*The task:* Among the entries below, find the lines holding "katalaluan" and copy them.

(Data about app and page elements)
== == ==

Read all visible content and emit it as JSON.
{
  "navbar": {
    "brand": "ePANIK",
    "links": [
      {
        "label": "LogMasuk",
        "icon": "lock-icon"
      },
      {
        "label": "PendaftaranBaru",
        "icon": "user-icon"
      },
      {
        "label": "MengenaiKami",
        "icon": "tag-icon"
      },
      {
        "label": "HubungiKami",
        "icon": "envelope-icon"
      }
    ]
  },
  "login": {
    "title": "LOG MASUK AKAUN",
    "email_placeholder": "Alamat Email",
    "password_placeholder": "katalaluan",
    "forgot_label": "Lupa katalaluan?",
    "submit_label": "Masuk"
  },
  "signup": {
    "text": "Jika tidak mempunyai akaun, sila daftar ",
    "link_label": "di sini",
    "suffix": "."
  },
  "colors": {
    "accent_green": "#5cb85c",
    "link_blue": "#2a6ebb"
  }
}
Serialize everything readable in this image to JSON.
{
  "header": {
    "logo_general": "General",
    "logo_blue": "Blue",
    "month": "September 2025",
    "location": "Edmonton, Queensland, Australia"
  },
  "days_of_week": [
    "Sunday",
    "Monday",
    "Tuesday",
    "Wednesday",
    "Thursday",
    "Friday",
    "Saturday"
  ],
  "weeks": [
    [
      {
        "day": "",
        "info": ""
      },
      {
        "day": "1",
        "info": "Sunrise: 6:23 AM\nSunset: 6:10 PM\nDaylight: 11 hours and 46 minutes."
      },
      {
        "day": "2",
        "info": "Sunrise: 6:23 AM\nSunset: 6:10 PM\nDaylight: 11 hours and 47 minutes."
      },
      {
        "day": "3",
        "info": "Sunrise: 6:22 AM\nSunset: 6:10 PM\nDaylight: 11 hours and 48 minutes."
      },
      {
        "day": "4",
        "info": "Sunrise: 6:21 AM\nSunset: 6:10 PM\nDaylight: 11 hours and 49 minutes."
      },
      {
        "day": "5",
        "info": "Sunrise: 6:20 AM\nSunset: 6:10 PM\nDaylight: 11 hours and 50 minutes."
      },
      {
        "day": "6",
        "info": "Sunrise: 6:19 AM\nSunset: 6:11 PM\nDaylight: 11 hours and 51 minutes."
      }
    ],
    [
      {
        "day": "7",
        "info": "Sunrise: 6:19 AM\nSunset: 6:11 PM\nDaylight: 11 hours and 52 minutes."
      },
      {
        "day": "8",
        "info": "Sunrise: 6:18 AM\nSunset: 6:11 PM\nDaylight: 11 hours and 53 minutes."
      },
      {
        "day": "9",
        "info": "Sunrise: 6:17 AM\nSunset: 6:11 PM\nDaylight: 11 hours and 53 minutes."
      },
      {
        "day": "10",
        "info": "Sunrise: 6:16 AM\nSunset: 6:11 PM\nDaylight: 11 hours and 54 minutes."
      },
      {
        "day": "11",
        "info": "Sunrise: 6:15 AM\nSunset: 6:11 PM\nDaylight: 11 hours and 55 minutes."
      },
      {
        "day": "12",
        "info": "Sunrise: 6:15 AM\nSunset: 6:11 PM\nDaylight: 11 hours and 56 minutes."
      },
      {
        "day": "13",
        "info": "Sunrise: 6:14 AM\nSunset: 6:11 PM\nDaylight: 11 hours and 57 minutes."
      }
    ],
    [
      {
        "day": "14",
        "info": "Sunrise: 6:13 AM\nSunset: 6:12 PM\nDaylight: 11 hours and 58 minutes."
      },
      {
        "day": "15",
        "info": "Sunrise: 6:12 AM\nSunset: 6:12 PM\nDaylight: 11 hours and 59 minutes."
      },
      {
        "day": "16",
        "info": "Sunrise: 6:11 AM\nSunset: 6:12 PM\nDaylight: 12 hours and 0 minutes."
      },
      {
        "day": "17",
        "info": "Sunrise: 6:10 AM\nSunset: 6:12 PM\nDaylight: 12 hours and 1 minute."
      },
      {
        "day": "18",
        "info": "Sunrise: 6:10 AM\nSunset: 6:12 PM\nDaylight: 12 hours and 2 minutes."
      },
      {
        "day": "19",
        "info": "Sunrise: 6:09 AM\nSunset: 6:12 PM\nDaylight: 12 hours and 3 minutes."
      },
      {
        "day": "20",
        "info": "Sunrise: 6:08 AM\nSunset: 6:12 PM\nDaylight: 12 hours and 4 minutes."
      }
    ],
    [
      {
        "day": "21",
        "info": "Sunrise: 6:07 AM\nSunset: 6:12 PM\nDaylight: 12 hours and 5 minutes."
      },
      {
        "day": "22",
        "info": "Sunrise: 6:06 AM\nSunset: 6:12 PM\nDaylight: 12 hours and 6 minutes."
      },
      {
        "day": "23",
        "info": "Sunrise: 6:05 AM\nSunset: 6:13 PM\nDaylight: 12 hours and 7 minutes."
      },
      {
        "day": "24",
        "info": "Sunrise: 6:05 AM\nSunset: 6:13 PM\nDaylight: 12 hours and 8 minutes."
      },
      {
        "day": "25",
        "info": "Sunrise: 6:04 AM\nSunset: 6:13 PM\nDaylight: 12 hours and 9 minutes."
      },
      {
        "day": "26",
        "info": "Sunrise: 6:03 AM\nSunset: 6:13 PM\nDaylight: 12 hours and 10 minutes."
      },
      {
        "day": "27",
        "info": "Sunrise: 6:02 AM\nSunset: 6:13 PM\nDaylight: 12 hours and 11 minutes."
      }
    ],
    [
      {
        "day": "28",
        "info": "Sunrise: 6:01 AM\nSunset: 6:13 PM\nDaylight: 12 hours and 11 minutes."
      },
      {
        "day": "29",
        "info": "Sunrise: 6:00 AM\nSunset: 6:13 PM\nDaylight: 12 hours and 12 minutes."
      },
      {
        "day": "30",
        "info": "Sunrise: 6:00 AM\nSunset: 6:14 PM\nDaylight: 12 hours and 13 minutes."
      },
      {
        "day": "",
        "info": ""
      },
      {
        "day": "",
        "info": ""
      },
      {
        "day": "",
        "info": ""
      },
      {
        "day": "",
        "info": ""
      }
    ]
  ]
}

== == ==

*Exercise output:*
    "password_placeholder": "katalaluan",
    "forgot_label": "Lupa katalaluan?",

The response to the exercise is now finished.